● WHAT YOU NEED TO DO: What is the number of lines in these entries that contain "Ctrl"? State it alone.

☆ ☆ ☆ ☆ ☆ ☆ ☆

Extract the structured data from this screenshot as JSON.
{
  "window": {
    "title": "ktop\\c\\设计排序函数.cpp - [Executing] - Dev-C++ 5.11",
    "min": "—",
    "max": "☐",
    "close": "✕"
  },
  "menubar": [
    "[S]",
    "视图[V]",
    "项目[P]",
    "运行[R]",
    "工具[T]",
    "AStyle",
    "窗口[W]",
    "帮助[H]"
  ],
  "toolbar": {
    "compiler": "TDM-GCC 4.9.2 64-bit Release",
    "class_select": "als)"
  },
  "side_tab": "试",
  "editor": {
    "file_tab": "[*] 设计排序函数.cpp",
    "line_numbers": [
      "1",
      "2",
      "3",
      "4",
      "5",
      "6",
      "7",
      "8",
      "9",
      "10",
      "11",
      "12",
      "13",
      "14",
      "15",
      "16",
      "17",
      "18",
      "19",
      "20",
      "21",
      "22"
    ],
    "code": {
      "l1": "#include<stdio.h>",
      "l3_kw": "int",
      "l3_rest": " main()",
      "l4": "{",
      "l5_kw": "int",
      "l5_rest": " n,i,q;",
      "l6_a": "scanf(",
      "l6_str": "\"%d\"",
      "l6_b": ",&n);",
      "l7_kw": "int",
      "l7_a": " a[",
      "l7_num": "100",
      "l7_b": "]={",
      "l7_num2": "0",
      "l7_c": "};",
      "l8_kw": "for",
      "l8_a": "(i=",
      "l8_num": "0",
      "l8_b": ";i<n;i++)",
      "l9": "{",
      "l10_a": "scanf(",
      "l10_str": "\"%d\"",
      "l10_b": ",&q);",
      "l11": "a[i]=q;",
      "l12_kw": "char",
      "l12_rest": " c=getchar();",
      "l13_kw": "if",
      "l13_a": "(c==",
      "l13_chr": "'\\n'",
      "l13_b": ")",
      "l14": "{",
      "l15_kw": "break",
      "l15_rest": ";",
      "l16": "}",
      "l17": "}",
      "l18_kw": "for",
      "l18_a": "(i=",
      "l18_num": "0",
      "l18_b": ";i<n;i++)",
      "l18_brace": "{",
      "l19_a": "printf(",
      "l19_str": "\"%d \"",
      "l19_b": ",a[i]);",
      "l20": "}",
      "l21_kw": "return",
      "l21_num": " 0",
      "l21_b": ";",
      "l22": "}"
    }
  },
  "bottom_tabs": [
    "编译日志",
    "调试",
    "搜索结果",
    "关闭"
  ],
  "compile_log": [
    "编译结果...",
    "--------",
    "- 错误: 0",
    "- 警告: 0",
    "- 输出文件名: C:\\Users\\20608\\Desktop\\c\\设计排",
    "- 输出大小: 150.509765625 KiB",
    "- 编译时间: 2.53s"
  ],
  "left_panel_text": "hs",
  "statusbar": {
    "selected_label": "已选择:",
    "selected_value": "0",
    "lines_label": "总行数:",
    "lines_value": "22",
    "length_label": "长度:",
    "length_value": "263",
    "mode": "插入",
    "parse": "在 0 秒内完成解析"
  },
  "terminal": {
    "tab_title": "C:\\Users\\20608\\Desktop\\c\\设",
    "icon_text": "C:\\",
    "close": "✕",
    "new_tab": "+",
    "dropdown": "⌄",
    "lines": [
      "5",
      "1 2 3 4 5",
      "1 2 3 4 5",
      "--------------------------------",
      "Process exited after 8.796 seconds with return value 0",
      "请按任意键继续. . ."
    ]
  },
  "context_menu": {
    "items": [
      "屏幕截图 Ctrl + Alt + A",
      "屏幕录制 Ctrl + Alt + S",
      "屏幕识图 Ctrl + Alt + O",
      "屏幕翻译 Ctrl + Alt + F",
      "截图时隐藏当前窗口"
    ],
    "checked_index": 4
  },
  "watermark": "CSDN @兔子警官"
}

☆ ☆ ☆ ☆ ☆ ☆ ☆

● SOLUTION TO THIS PROBLEM: 4